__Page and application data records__
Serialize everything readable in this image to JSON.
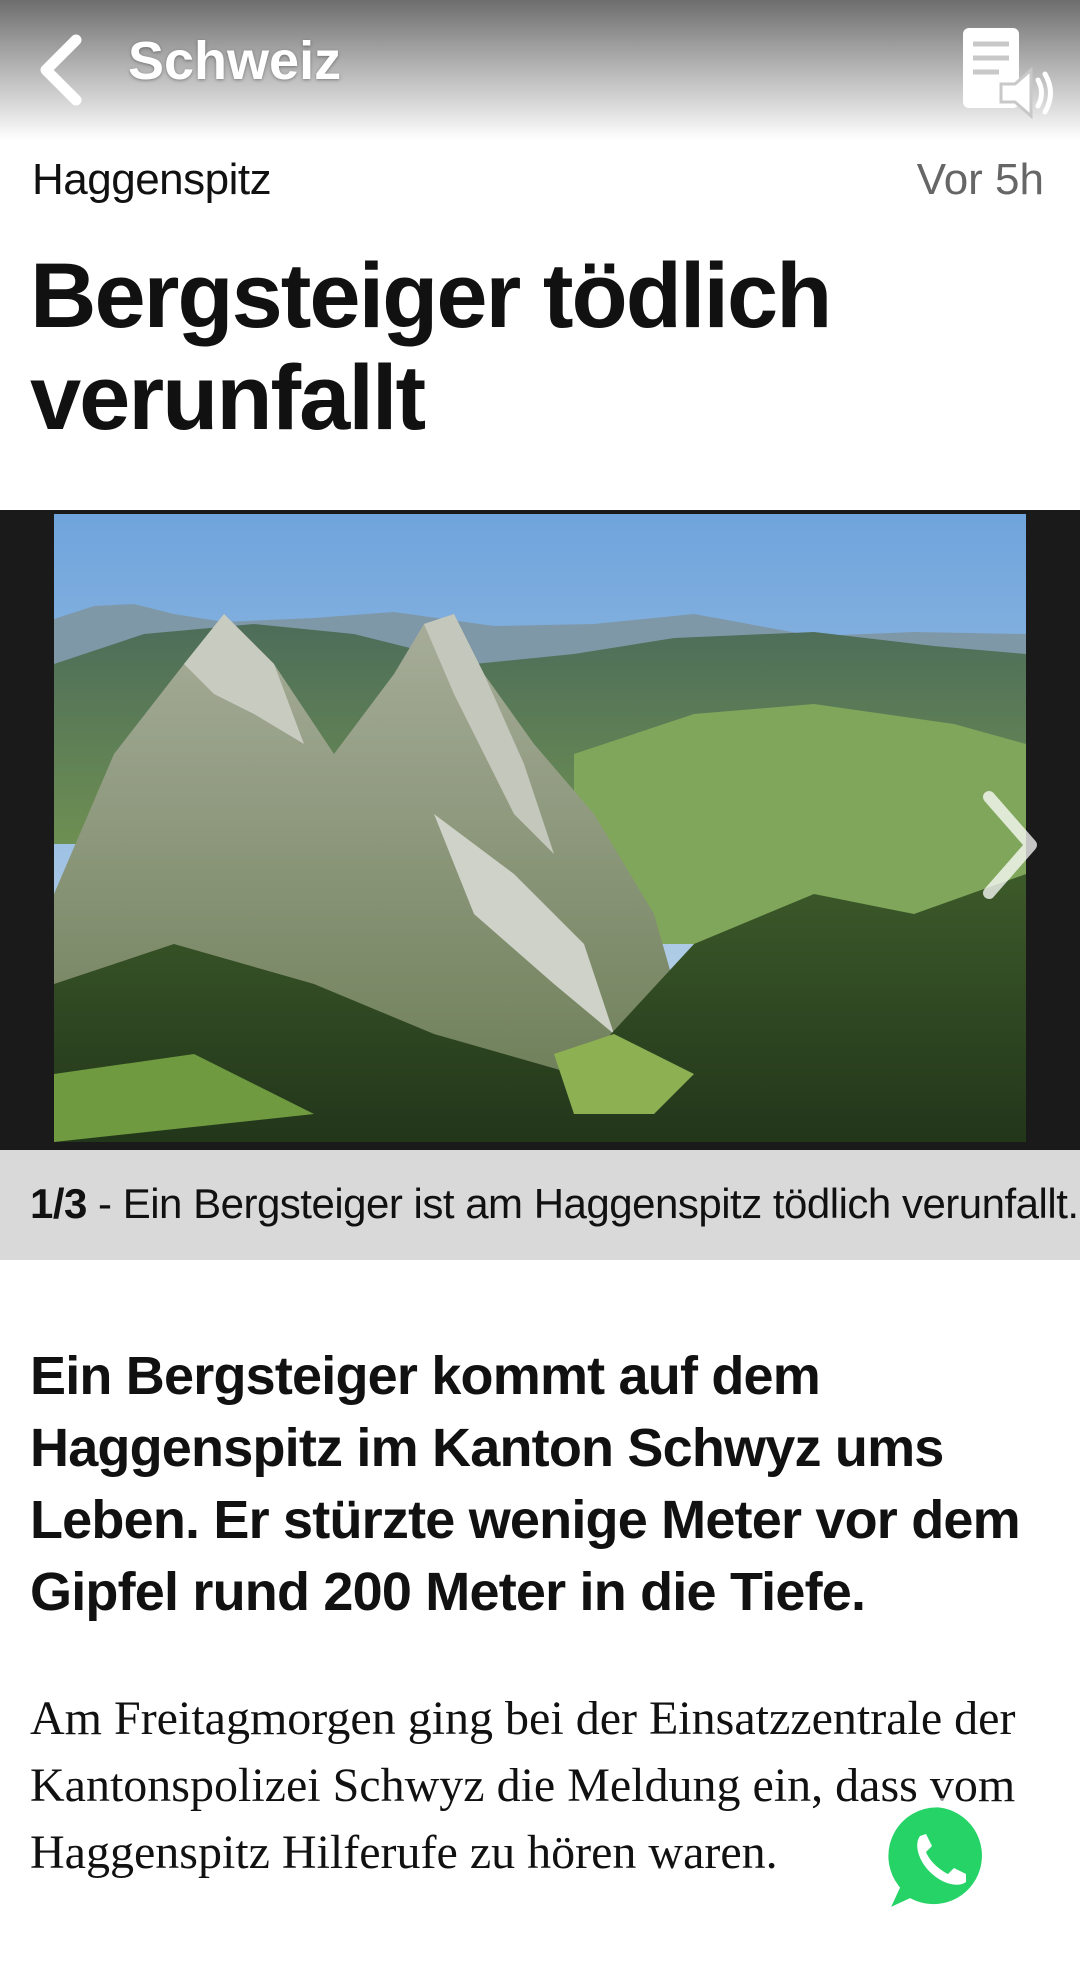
{
  "header": {
    "back_icon": "chevron-left-icon",
    "section_title": "Schweiz",
    "audio_icon": "read-aloud-icon"
  },
  "article": {
    "kicker": "Haggenspitz",
    "timestamp": "Vor 5h",
    "headline": "Bergsteiger tödlich verunfallt",
    "gallery": {
      "counter": "1/3",
      "caption": " - Ein Bergsteiger ist am Haggenspitz tödlich verunfallt.",
      "next_icon": "chevron-right-icon"
    },
    "lead": "Ein Bergsteiger kommt auf dem Haggenspitz im Kanton Schwyz ums Leben. Er stürzte wenige Meter vor dem Gipfel rund 200 Meter in die Tiefe.",
    "body": "Am Freitagmorgen ging bei der Einsatzzentrale der Kantonspolizei Schwyz die Meldung ein, dass vom Haggenspitz Hilferufe zu hören waren."
  },
  "share": {
    "icon": "whatsapp-icon",
    "color": "#25D366"
  }
}
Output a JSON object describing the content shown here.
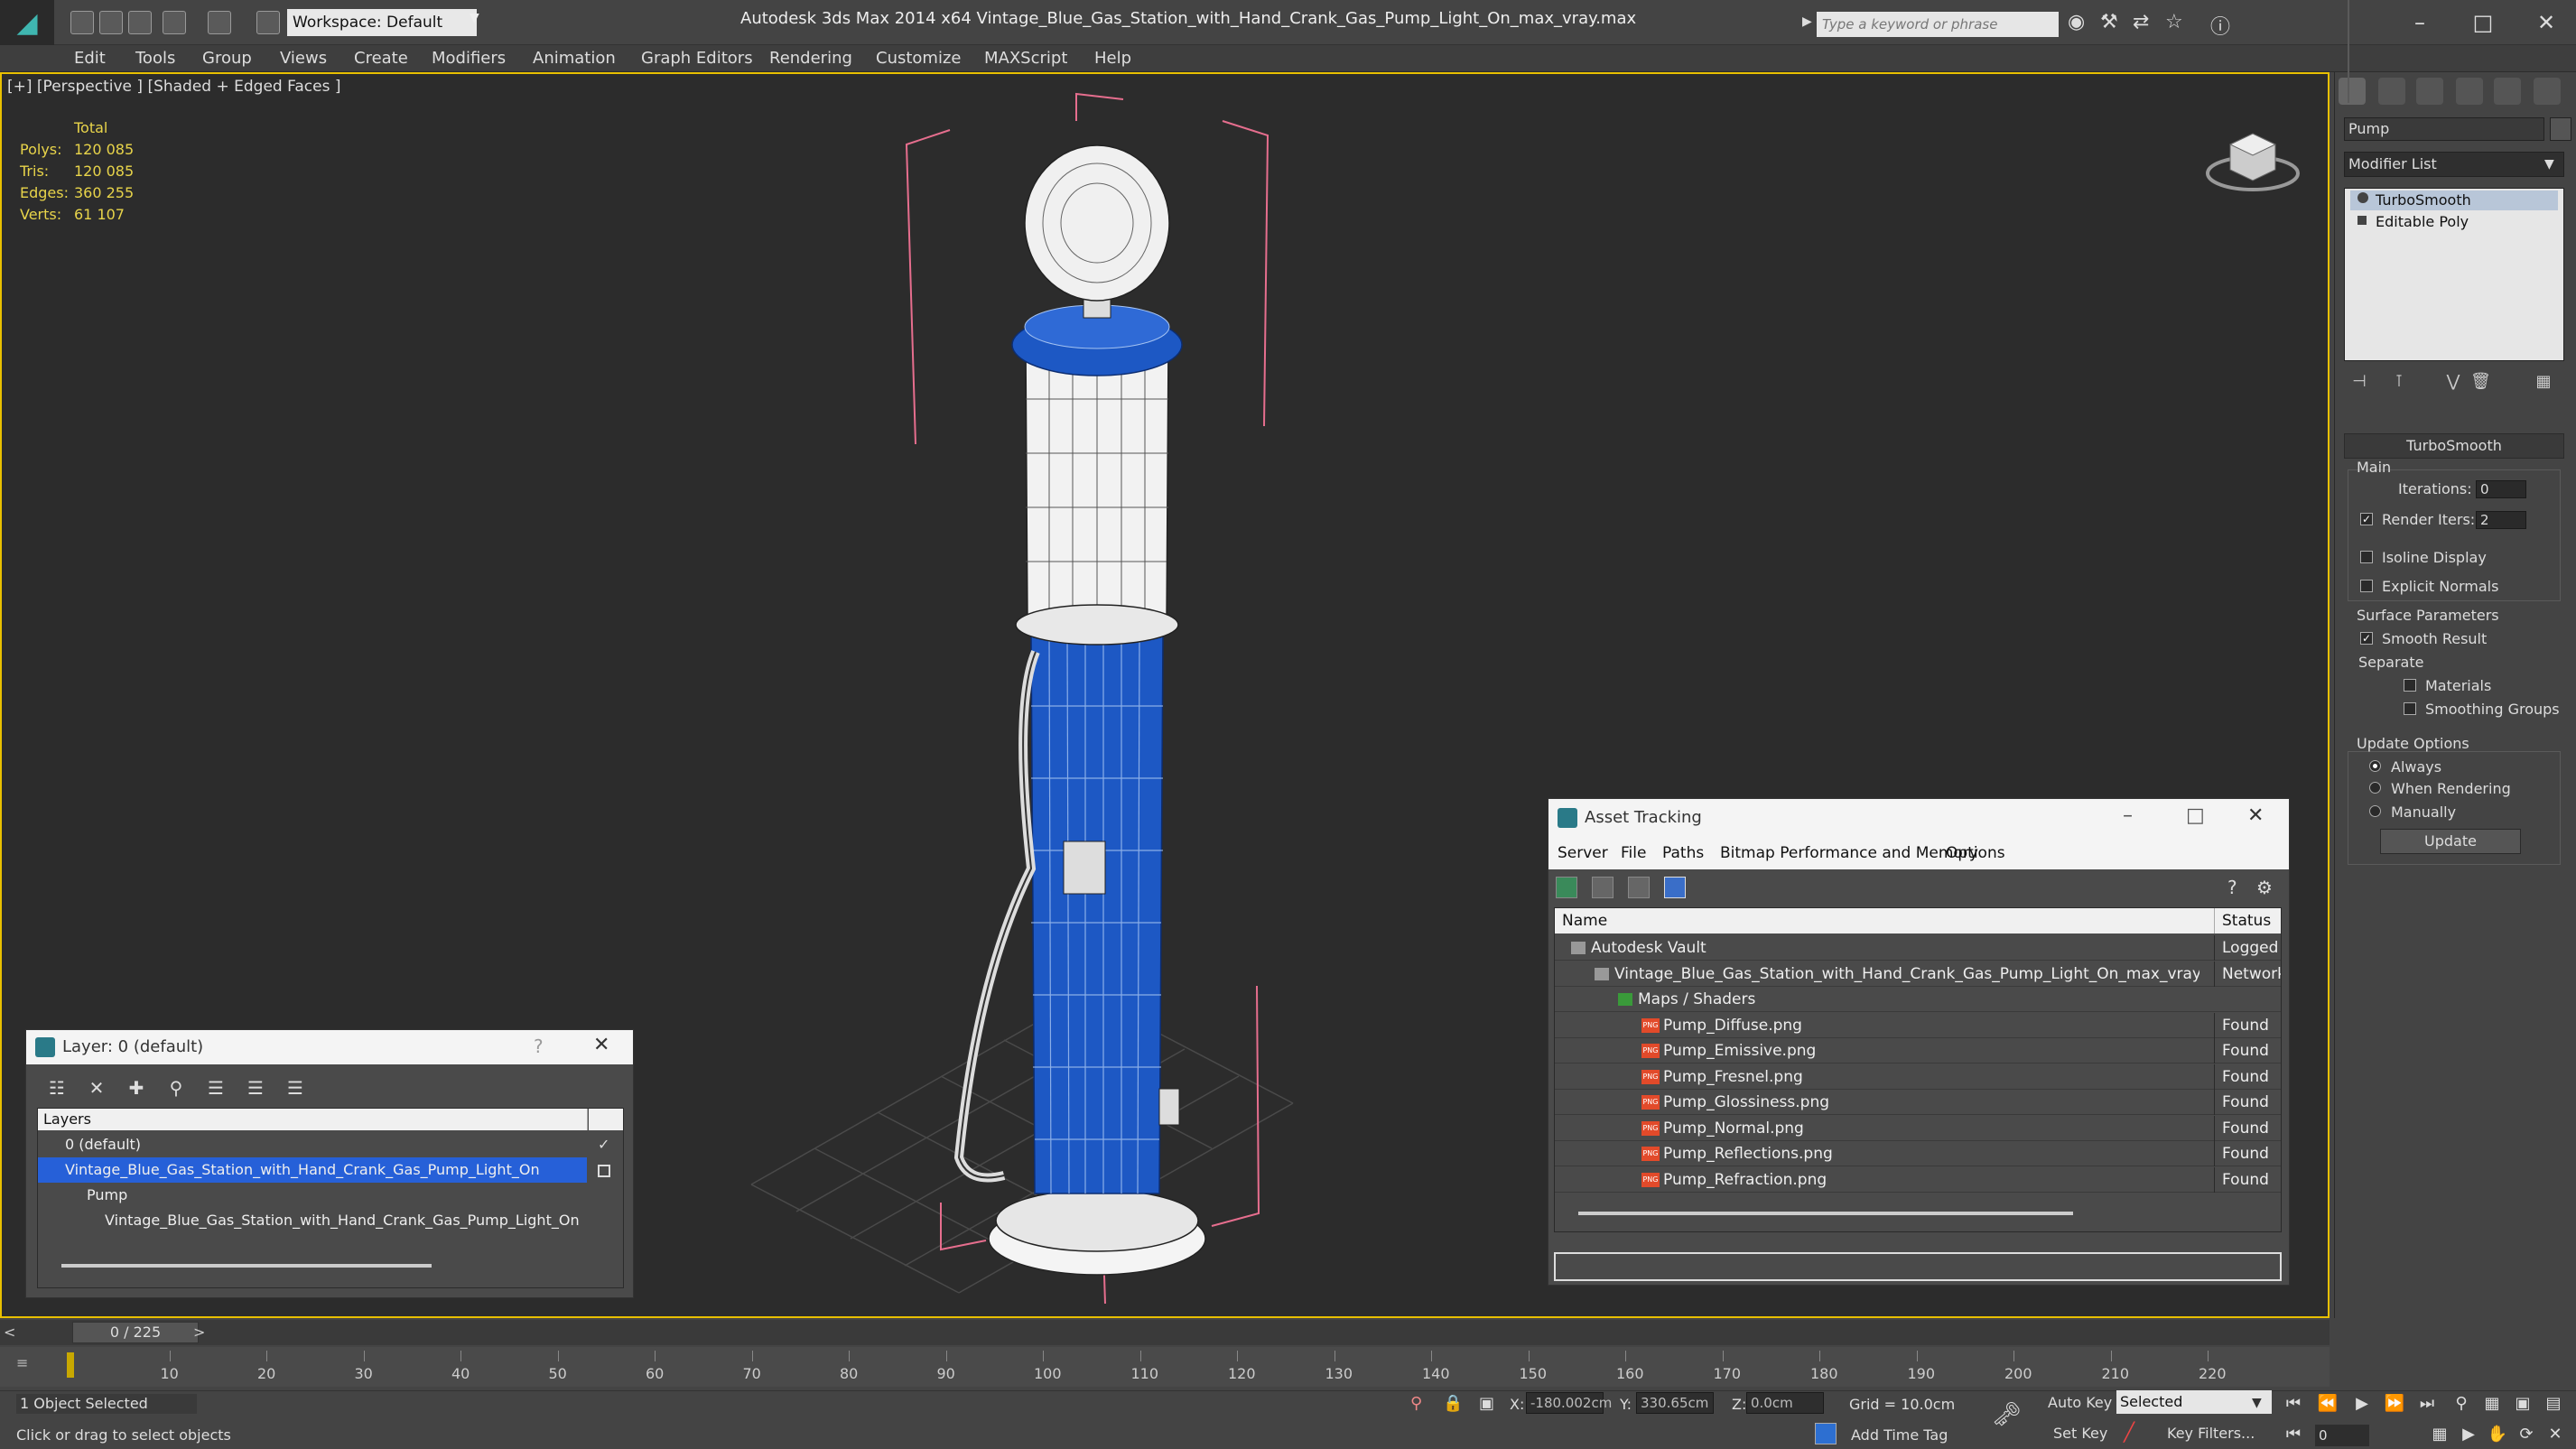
{
  "app": {
    "workspace": "Workspace: Default",
    "title": "Autodesk 3ds Max  2014 x64      Vintage_Blue_Gas_Station_with_Hand_Crank_Gas_Pump_Light_On_max_vray.max",
    "search_placeholder": "Type a keyword or phrase"
  },
  "menu": [
    "Edit",
    "Tools",
    "Group",
    "Views",
    "Create",
    "Modifiers",
    "Animation",
    "Graph Editors",
    "Rendering",
    "Customize",
    "MAXScript",
    "Help"
  ],
  "viewport": {
    "label": "[+] [Perspective ] [Shaded + Edged Faces ]",
    "stats": {
      "total_label": "Total",
      "rows": [
        {
          "label": "Polys:",
          "value": "120 085"
        },
        {
          "label": "Tris:",
          "value": "120 085"
        },
        {
          "label": "Edges:",
          "value": "360 255"
        },
        {
          "label": "Verts:",
          "value": "61 107"
        }
      ]
    }
  },
  "command_panel": {
    "object_name": "Pump",
    "modifier_list": "Modifier List",
    "stack": [
      {
        "label": "TurboSmooth",
        "selected": true
      },
      {
        "label": "Editable Poly",
        "selected": false
      }
    ],
    "rollout_title": "TurboSmooth",
    "main_label": "Main",
    "iterations_label": "Iterations:",
    "iterations_value": "0",
    "render_iters_label": "Render Iters:",
    "render_iters_value": "2",
    "isoline_label": "Isoline Display",
    "explicit_label": "Explicit Normals",
    "surface_label": "Surface Parameters",
    "smooth_label": "Smooth Result",
    "separate_label": "Separate",
    "materials_label": "Materials",
    "smoothing_groups_label": "Smoothing Groups",
    "update_options_label": "Update Options",
    "always_label": "Always",
    "when_rendering_label": "When Rendering",
    "manually_label": "Manually",
    "update_button": "Update"
  },
  "layer_dialog": {
    "title": "Layer: 0 (default)",
    "header": "Layers",
    "rows": [
      {
        "label": "0 (default)",
        "indent": 1,
        "selected": false
      },
      {
        "label": "Vintage_Blue_Gas_Station_with_Hand_Crank_Gas_Pump_Light_On",
        "indent": 1,
        "selected": true
      },
      {
        "label": "Pump",
        "indent": 2,
        "selected": false
      },
      {
        "label": "Vintage_Blue_Gas_Station_with_Hand_Crank_Gas_Pump_Light_On",
        "indent": 2,
        "selected": false
      }
    ]
  },
  "asset_dialog": {
    "title": "Asset Tracking",
    "menu": [
      "Server",
      "File",
      "Paths",
      "Bitmap Performance and Memory",
      "Options"
    ],
    "col_name": "Name",
    "col_status": "Status",
    "rows": [
      {
        "name": "Autodesk Vault",
        "status": "Logged Out",
        "indent": 1,
        "icon": false
      },
      {
        "name": "Vintage_Blue_Gas_Station_with_Hand_Crank_Gas_Pump_Light_On_max_vray.max",
        "status": "Network",
        "indent": 2,
        "icon": false
      },
      {
        "name": "Maps / Shaders",
        "status": "",
        "indent": 3,
        "icon": false
      },
      {
        "name": "Pump_Diffuse.png",
        "status": "Found",
        "indent": 4,
        "icon": true
      },
      {
        "name": "Pump_Emissive.png",
        "status": "Found",
        "indent": 4,
        "icon": true
      },
      {
        "name": "Pump_Fresnel.png",
        "status": "Found",
        "indent": 4,
        "icon": true
      },
      {
        "name": "Pump_Glossiness.png",
        "status": "Found",
        "indent": 4,
        "icon": true
      },
      {
        "name": "Pump_Normal.png",
        "status": "Found",
        "indent": 4,
        "icon": true
      },
      {
        "name": "Pump_Reflections.png",
        "status": "Found",
        "indent": 4,
        "icon": true
      },
      {
        "name": "Pump_Refraction.png",
        "status": "Found",
        "indent": 4,
        "icon": true
      }
    ],
    "file_icon_text": "PNG"
  },
  "timeline": {
    "slider": "0 / 225",
    "ticks": [
      "10",
      "20",
      "30",
      "40",
      "50",
      "60",
      "70",
      "80",
      "90",
      "100",
      "110",
      "120",
      "130",
      "140",
      "150",
      "160",
      "170",
      "180",
      "190",
      "200",
      "210",
      "220"
    ]
  },
  "status": {
    "selection": "1 Object Selected",
    "prompt": "Click or drag to select objects",
    "x_label": "X:",
    "x_value": "-180.002cm",
    "y_label": "Y:",
    "y_value": "330.65cm",
    "z_label": "Z:",
    "z_value": "0.0cm",
    "grid": "Grid = 10.0cm",
    "add_time_tag": "Add Time Tag",
    "auto_key": "Auto Key",
    "set_key": "Set Key",
    "key_mode": "Selected",
    "key_filters": "Key Filters...",
    "frame": "0"
  }
}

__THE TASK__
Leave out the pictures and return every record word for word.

__THE ANSWER__
Serialize everything readable in this image to JSON.
{
  "header": {
    "back_icon": "chevron-left-icon",
    "section_title": "Schweiz",
    "audio_icon": "read-aloud-icon"
  },
  "article": {
    "kicker": "Haggenspitz",
    "timestamp": "Vor 5h",
    "headline": "Bergsteiger tödlich verunfallt",
    "gallery": {
      "counter": "1/3",
      "caption": " - Ein Bergsteiger ist am Haggenspitz tödlich verunfallt.",
      "next_icon": "chevron-right-icon"
    },
    "lead": "Ein Bergsteiger kommt auf dem Haggenspitz im Kanton Schwyz ums Leben. Er stürzte wenige Meter vor dem Gipfel rund 200 Meter in die Tiefe.",
    "body": "Am Freitagmorgen ging bei der Einsatzzentrale der Kantonspolizei Schwyz die Meldung ein, dass vom Haggenspitz Hilferufe zu hören waren."
  },
  "share": {
    "icon": "whatsapp-icon",
    "color": "#25D366"
  }
}
Output a JSON object describing the content shown here.
{
  "app": {
    "workspace": "Workspace: Default",
    "title": "Autodesk 3ds Max  2014 x64      Vintage_Blue_Gas_Station_with_Hand_Crank_Gas_Pump_Light_On_max_vray.max",
    "search_placeholder": "Type a keyword or phrase"
  },
  "menu": [
    "Edit",
    "Tools",
    "Group",
    "Views",
    "Create",
    "Modifiers",
    "Animation",
    "Graph Editors",
    "Rendering",
    "Customize",
    "MAXScript",
    "Help"
  ],
  "viewport": {
    "label": "[+] [Perspective ] [Shaded + Edged Faces ]",
    "stats": {
      "total_label": "Total",
      "rows": [
        {
          "label": "Polys:",
          "value": "120 085"
        },
        {
          "label": "Tris:",
          "value": "120 085"
        },
        {
          "label": "Edges:",
          "value": "360 255"
        },
        {
          "label": "Verts:",
          "value": "61 107"
        }
      ]
    }
  },
  "command_panel": {
    "object_name": "Pump",
    "modifier_list": "Modifier List",
    "stack": [
      {
        "label": "TurboSmooth",
        "selected": true
      },
      {
        "label": "Editable Poly",
        "selected": false
      }
    ],
    "rollout_title": "TurboSmooth",
    "main_label": "Main",
    "iterations_label": "Iterations:",
    "iterations_value": "0",
    "render_iters_label": "Render Iters:",
    "render_iters_value": "2",
    "isoline_label": "Isoline Display",
    "explicit_label": "Explicit Normals",
    "surface_label": "Surface Parameters",
    "smooth_label": "Smooth Result",
    "separate_label": "Separate",
    "materials_label": "Materials",
    "smoothing_groups_label": "Smoothing Groups",
    "update_options_label": "Update Options",
    "always_label": "Always",
    "when_rendering_label": "When Rendering",
    "manually_label": "Manually",
    "update_button": "Update"
  },
  "layer_dialog": {
    "title": "Layer: 0 (default)",
    "header": "Layers",
    "rows": [
      {
        "label": "0 (default)",
        "indent": 1,
        "selected": false
      },
      {
        "label": "Vintage_Blue_Gas_Station_with_Hand_Crank_Gas_Pump_Light_On",
        "indent": 1,
        "selected": true
      },
      {
        "label": "Pump",
        "indent": 2,
        "selected": false
      },
      {
        "label": "Vintage_Blue_Gas_Station_with_Hand_Crank_Gas_Pump_Light_On",
        "indent": 2,
        "selected": false
      }
    ]
  },
  "asset_dialog": {
    "title": "Asset Tracking",
    "menu": [
      "Server",
      "File",
      "Paths",
      "Bitmap Performance and Memory",
      "Options"
    ],
    "col_name": "Name",
    "col_status": "Status",
    "rows": [
      {
        "name": "Autodesk Vault",
        "status": "Logged Out",
        "indent": 1,
        "icon": false
      },
      {
        "name": "Vintage_Blue_Gas_Station_with_Hand_Crank_Gas_Pump_Light_On_max_vray.max",
        "status": "Network",
        "indent": 2,
        "icon": false
      },
      {
        "name": "Maps / Shaders",
        "status": "",
        "indent": 3,
        "icon": false
      },
      {
        "name": "Pump_Diffuse.png",
        "status": "Found",
        "indent": 4,
        "icon": true
      },
      {
        "name": "Pump_Emissive.png",
        "status": "Found",
        "indent": 4,
        "icon": true
      },
      {
        "name": "Pump_Fresnel.png",
        "status": "Found",
        "indent": 4,
        "icon": true
      },
      {
        "name": "Pump_Glossiness.png",
        "status": "Found",
        "indent": 4,
        "icon": true
      },
      {
        "name": "Pump_Normal.png",
        "status": "Found",
        "indent": 4,
        "icon": true
      },
      {
        "name": "Pump_Reflections.png",
        "status": "Found",
        "indent": 4,
        "icon": true
      },
      {
        "name": "Pump_Refraction.png",
        "status": "Found",
        "indent": 4,
        "icon": true
      }
    ],
    "file_icon_text": "PNG"
  },
  "timeline": {
    "slider": "0 / 225",
    "ticks": [
      "10",
      "20",
      "30",
      "40",
      "50",
      "60",
      "70",
      "80",
      "90",
      "100",
      "110",
      "120",
      "130",
      "140",
      "150",
      "160",
      "170",
      "180",
      "190",
      "200",
      "210",
      "220"
    ]
  },
  "status": {
    "selection": "1 Object Selected",
    "prompt": "Click or drag to select objects",
    "x_label": "X:",
    "x_value": "-180.002cm",
    "y_label": "Y:",
    "y_value": "330.65cm",
    "z_label": "Z:",
    "z_value": "0.0cm",
    "grid": "Grid = 10.0cm",
    "add_time_tag": "Add Time Tag",
    "auto_key": "Auto Key",
    "set_key": "Set Key",
    "key_mode": "Selected",
    "key_filters": "Key Filters...",
    "frame": "0"
  }
}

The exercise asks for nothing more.